The price of gold surged past $800 an ounce for the first time today in one of the most hectic trading days ever.

Gold closed at $802 an ounce in New York, $58 higher than its close Wednesday.

In a day filled with wild price swings -- exacerbated by rumors of increasing military tension in the Middle East -- the price of gold fell to as low as $715 an ounce in early trading and then climbed to as high as $820 an ounce at one point this afternoon.

The prices of other precious metals skyrocketed as well. Silver closed up $3 an ounce to $48.70, while platinum jumped $35.70 to $918 an ounce.

The dollar, meanwhile, stayed out of the precious metals tray. It gained strength against most major currencies except the British pound.

While dealers reported that trading in foreign currencies was active, trading in precious metals was feverish, as it has been for the last month.

"I've never seen such violent price swings before," said one trader on the New York Commodity Exchange, the major U.S. gold market.

Gold started the day on the decline in Hong Kong and then Europe.

"People who have made literally millions of dollars in the last few weeks said to themselves, 'That's great,' and took some profits," according to Marc Berkowitz, with the gold trading firm of Sinclair & Co.

Only a month ago gold was selling for about $450 an ounce. The day after Christmas it passed $500 and a week later rose above $600. On Tuesday it crossed the $700 barrier.

Just before the U.S. gold markets opened today, London gold was trading for about $725. When the markets opened here the price nosedived from Wednesday's $744 close to as low as $715.

But then both in late London trading and in New York the price began to climb again. By 11 a.m. gold had surged to $750 an ounce in New York. London dealers set their afternoon consensus price at $750 as well.

"It was the fastest runup I'd ever seen. Except for this afternoon," said Berkowitz.

After trading in the $750 to $755 range until about 12:15 p.m., prices began to shoot up again. Before 1 p.m., the price touched $800. A few minutes later it hit $820.

"It was incredible. The price was going up $10 a crack. There were just no sellers. People were standing around offering to buy at $750, then $760, and on up," one trader said.

"It wasn't until the price got to $790 that there was any two-way trading at all. There were people who made $40 profit an ounce in 10 minutes," said Berkowitz.

Traders were apparently panicked by a series of reports and rumors that swept the Commodity Exchange, including one that had Chinese troops massing on the Afghanistan border and another that had the Soviet Union marching into Iran.

"There were absolutely no confirmations of these rumors, but when markets are as nervous as these are, it doesn't take much to set them off," said one floor trader.

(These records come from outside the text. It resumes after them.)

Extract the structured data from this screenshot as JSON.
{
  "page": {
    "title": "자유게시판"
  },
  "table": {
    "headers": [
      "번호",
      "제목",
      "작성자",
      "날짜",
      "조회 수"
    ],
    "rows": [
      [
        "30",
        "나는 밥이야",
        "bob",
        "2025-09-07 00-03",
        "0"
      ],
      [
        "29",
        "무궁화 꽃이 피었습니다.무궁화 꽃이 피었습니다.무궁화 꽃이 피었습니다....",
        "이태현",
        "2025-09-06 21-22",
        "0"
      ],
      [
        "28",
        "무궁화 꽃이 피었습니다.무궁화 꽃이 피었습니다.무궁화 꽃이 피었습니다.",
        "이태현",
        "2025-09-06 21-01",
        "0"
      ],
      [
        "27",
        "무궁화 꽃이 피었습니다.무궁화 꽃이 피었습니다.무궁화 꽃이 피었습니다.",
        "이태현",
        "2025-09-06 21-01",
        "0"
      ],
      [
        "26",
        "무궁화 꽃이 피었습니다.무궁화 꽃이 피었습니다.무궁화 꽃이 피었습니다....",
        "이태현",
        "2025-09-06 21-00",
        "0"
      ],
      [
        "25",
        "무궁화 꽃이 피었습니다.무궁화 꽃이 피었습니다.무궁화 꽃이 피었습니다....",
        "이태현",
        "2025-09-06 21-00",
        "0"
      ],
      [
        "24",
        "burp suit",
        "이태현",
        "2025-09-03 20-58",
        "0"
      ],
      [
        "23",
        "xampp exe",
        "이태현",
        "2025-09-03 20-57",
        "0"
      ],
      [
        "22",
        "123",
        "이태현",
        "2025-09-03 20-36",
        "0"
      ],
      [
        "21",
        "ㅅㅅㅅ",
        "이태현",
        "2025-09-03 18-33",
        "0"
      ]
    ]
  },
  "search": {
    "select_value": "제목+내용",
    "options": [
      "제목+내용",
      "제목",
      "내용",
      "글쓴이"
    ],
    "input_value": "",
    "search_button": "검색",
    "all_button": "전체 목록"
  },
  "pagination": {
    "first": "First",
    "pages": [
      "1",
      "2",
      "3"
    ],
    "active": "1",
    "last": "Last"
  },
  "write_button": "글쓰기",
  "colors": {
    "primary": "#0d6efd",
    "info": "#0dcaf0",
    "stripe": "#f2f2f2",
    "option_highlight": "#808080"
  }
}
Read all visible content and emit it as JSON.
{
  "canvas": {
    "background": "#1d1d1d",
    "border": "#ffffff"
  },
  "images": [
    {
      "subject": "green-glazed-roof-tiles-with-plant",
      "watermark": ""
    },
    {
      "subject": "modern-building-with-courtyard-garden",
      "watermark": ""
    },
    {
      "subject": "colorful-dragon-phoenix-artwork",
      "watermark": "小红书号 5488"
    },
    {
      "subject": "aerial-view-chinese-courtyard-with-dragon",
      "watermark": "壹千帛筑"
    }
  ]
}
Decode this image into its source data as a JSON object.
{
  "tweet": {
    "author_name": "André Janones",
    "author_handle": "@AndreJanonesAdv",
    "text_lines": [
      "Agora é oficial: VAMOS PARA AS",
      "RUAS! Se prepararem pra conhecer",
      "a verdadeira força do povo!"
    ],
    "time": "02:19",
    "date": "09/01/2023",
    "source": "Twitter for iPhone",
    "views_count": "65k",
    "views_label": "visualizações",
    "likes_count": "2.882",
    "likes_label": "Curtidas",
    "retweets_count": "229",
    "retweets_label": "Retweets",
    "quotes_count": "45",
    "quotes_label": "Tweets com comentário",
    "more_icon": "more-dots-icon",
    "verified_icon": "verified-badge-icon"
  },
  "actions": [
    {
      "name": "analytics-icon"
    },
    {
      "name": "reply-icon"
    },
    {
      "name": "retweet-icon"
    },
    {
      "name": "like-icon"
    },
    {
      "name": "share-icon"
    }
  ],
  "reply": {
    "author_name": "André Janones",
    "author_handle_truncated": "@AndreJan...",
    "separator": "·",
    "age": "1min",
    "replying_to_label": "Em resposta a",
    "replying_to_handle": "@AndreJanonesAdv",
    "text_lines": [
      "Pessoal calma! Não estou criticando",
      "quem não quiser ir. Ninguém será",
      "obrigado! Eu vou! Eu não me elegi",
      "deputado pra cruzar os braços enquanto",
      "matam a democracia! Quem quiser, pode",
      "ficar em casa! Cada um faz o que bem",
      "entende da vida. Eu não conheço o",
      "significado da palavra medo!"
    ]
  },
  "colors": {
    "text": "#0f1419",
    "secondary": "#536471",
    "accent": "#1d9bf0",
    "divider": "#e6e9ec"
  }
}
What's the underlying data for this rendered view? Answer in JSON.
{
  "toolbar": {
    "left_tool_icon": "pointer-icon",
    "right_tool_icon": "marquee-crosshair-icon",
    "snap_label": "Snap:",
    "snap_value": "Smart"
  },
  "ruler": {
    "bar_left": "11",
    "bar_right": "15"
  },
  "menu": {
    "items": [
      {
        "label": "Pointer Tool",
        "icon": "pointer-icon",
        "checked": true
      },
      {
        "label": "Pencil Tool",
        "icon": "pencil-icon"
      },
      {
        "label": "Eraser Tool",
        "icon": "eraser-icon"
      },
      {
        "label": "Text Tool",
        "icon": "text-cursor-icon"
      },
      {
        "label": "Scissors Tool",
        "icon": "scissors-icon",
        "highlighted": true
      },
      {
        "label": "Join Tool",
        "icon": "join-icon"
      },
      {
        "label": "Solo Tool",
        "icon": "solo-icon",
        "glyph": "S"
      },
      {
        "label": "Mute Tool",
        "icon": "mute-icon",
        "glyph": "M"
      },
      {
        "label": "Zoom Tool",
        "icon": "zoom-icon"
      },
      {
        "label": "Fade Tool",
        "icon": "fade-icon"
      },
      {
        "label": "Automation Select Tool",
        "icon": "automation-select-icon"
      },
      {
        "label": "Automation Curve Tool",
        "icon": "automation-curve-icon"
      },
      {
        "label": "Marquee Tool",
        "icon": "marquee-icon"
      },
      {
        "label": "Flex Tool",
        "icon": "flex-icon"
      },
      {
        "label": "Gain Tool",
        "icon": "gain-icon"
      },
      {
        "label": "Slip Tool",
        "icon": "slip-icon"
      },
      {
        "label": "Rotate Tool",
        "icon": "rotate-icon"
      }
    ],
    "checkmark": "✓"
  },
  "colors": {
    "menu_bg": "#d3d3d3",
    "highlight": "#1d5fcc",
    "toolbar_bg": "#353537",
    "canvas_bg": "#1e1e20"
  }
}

Analysts say that while the current price swings may be wilder than usual, the price of gold will continue to march upwards until there is a resolution of the crises in Iran and Afghanistan. Even then, they say, it is doubtful that the Middle Eastern investors who have been buying up much of the gold and hoarding it will sell any of their stash.

"you'll get your occasional fits of profit taking like we saw today, but fundamentally must gold buyers aren't buying it with a view to sell it at a handsome profit. They're buying it as an insurance policy, in case their regimes get shaky and they have to get out," according to one analyst.

Much of the gold buying is coming from the Middle East, oil rich countries like Kuwait and Saudi Arabia, analysts believe. But it is merely impossible to find out who is buying the gold, because big buyers operate through agents such as Swiss and German banks.

Treasury Secretary G. William Miller's statements Tuesday that the U.S. does not plan to sell any more gold in the near future has also contributed to this week's price boom.

The dollar, which suffered during gold binges of earlier years, continued to hold its own today as it has for the last several months. In West Germany, the dollar closed at 1.7233 marks, compared with 1.7215 marks Wednesday. The dollar could buy 1.5897 Swiss francs today, slightly more than the 1.5840 francs it was worth Wednesday. The dollar closed up sharply in Japan to 239.70 yen, compared with 237.90 yen Wednesday.

Only the pound gained against the dollar today, closing at $2.2772 from $2.2692 Wednesday.